- **REQUIRED WORK**
Return the records as they stand. No picture is to be included.

- **Extracted data entries**

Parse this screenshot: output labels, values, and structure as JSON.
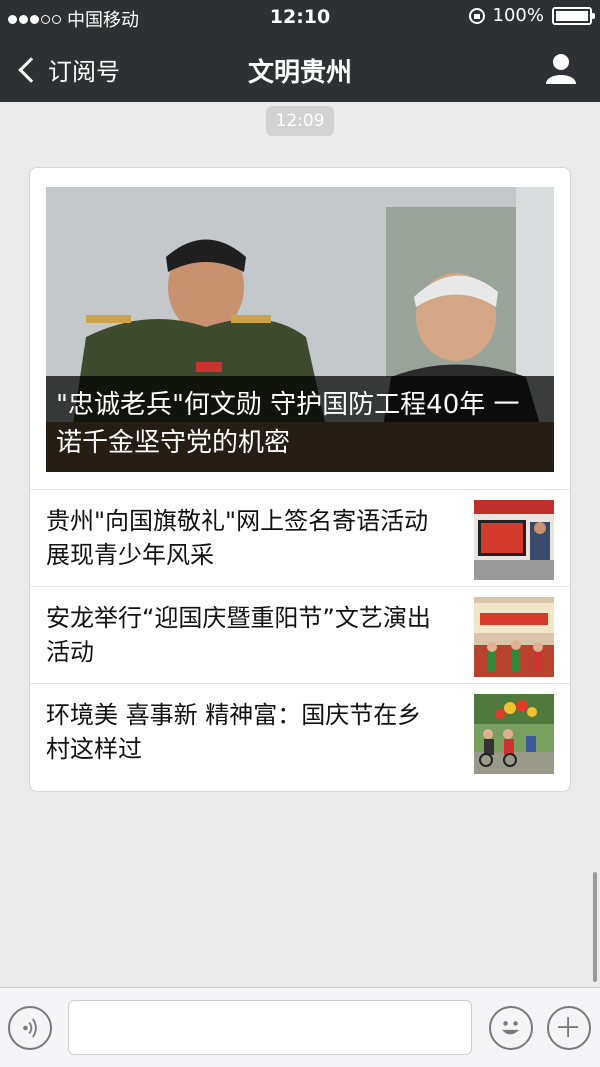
{
  "status_bar": {
    "carrier": "中国移动",
    "time": "12:10",
    "battery": "100%",
    "signal_dots_filled": 3,
    "signal_dots_total": 5
  },
  "nav": {
    "back_label": "订阅号",
    "title": "文明贵州"
  },
  "timestamp": "12:09",
  "article": {
    "headline": "\"忠诚老兵\"何文勋 守护国防工程40年 一诺千金坚守党的机密",
    "items": [
      {
        "title": "贵州\"向国旗敬礼\"网上签名寄语活动 展现青少年风采"
      },
      {
        "title": "安龙举行“迎国庆暨重阳节”文艺演出活动"
      },
      {
        "title": "环境美 喜事新 精神富：国庆节在乡村这样过"
      }
    ]
  },
  "input_bar": {
    "field_value": ""
  },
  "colors": {
    "nav_bg": "#2e3034",
    "page_bg": "#ebebeb"
  }
}
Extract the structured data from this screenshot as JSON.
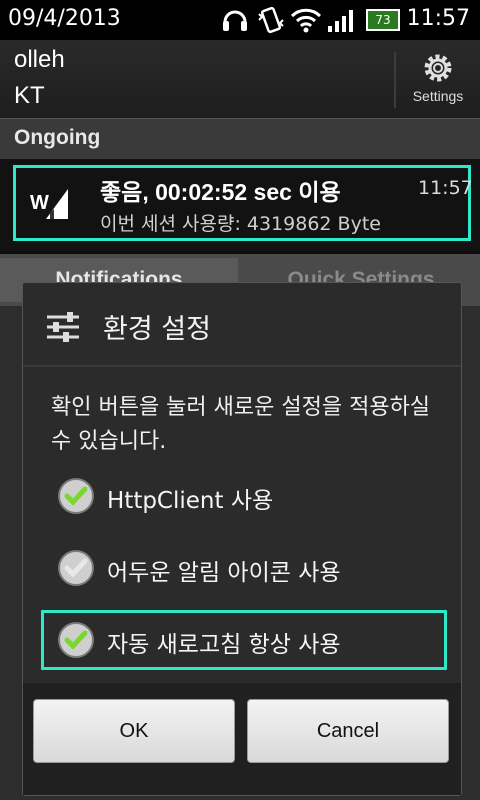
{
  "status_bar": {
    "date": "09/4/2013",
    "time": "11:57",
    "battery_level": "73",
    "icons": [
      "headset-icon",
      "vibrate-icon",
      "wifi-icon",
      "signal-icon",
      "battery-icon"
    ]
  },
  "carrier": {
    "line1": "olleh",
    "line2": "KT",
    "settings_label": "Settings"
  },
  "ongoing": {
    "header": "Ongoing",
    "item": {
      "title": "좋음, 00:02:52 sec 이용",
      "subtitle": "이번 세션 사용량: 4319862 Byte",
      "time": "11:57",
      "icon": "signal-app-icon"
    }
  },
  "tabs": {
    "notifications": "Notifications",
    "quick_settings": "Quick Settings"
  },
  "dialog": {
    "title": "환경 설정",
    "message": "확인 버튼을 눌러 새로운 설정을 적용하실 수 있습니다.",
    "options": [
      {
        "label": "HttpClient 사용",
        "checked": true
      },
      {
        "label": "어두운 알림 아이콘 사용",
        "checked": false
      },
      {
        "label": "자동 새로고침 항상 사용",
        "checked": true
      }
    ],
    "ok_label": "OK",
    "cancel_label": "Cancel"
  },
  "colors": {
    "highlight": "#2ee8c8",
    "check_on": "#7bd631",
    "check_off": "#d8d8d8"
  }
}
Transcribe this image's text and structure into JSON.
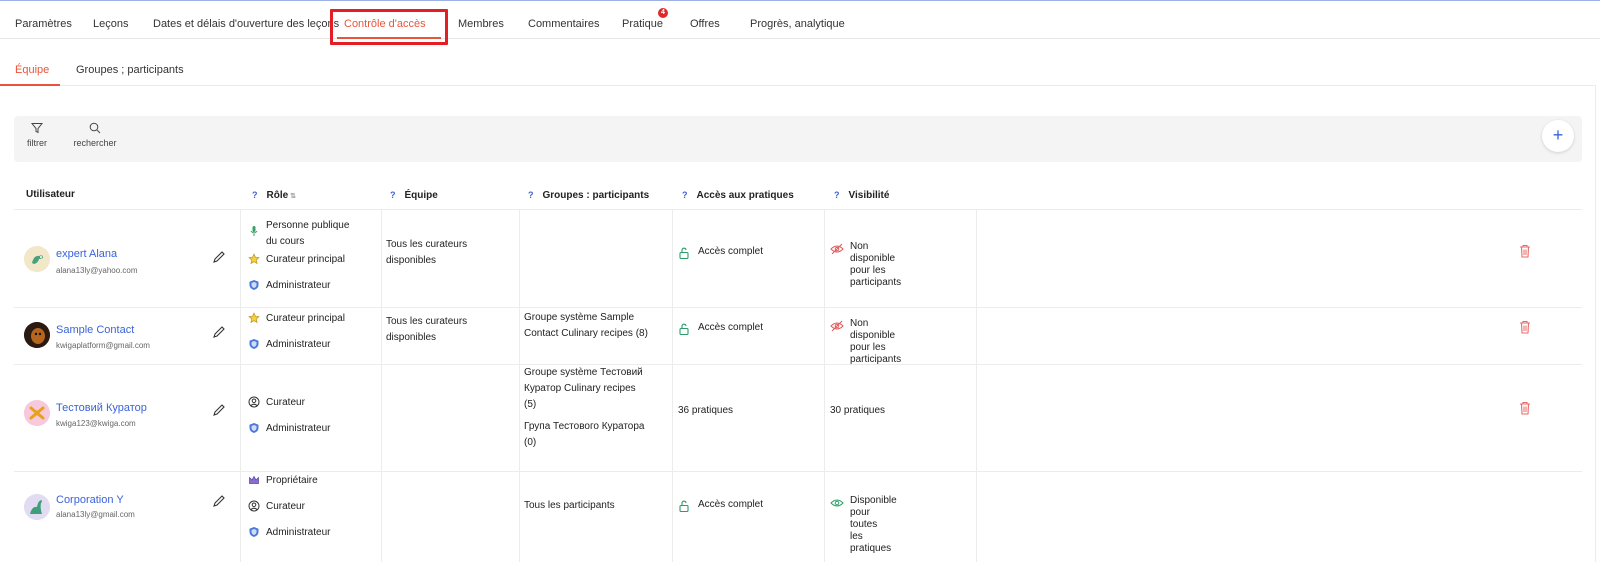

- **COMPLETED EXERCISE**
Parse this screenshot: output labels, values, and structure as JSON.
{
  "status_bar": {
    "carrier": "中国移动",
    "time": "12:10",
    "battery": "100%",
    "signal_dots_filled": 3,
    "signal_dots_total": 5
  },
  "nav": {
    "back_label": "订阅号",
    "title": "文明贵州"
  },
  "timestamp": "12:09",
  "article": {
    "headline": "\"忠诚老兵\"何文勋 守护国防工程40年 一诺千金坚守党的机密",
    "items": [
      {
        "title": "贵州\"向国旗敬礼\"网上签名寄语活动 展现青少年风采"
      },
      {
        "title": "安龙举行“迎国庆暨重阳节”文艺演出活动"
      },
      {
        "title": "环境美 喜事新 精神富：国庆节在乡村这样过"
      }
    ]
  },
  "input_bar": {
    "field_value": ""
  },
  "colors": {
    "nav_bg": "#2e3034",
    "page_bg": "#ebebeb"
  }
}
Extract the structured data from this screenshot as JSON.
{
  "status_bar": {
    "date": "09/4/2013",
    "time": "11:57",
    "battery_level": "73",
    "icons": [
      "headset-icon",
      "vibrate-icon",
      "wifi-icon",
      "signal-icon",
      "battery-icon"
    ]
  },
  "carrier": {
    "line1": "olleh",
    "line2": "KT",
    "settings_label": "Settings"
  },
  "ongoing": {
    "header": "Ongoing",
    "item": {
      "title": "좋음, 00:02:52 sec 이용",
      "subtitle": "이번 세션 사용량: 4319862 Byte",
      "time": "11:57",
      "icon": "signal-app-icon"
    }
  },
  "tabs": {
    "notifications": "Notifications",
    "quick_settings": "Quick Settings"
  },
  "dialog": {
    "title": "환경 설정",
    "message": "확인 버튼을 눌러 새로운 설정을 적용하실 수 있습니다.",
    "options": [
      {
        "label": "HttpClient 사용",
        "checked": true
      },
      {
        "label": "어두운 알림 아이콘 사용",
        "checked": false
      },
      {
        "label": "자동 새로고침 항상 사용",
        "checked": true
      }
    ],
    "ok_label": "OK",
    "cancel_label": "Cancel"
  },
  "colors": {
    "highlight": "#2ee8c8",
    "check_on": "#7bd631",
    "check_off": "#d8d8d8"
  }
}
Transcribe this image's text and structure into JSON.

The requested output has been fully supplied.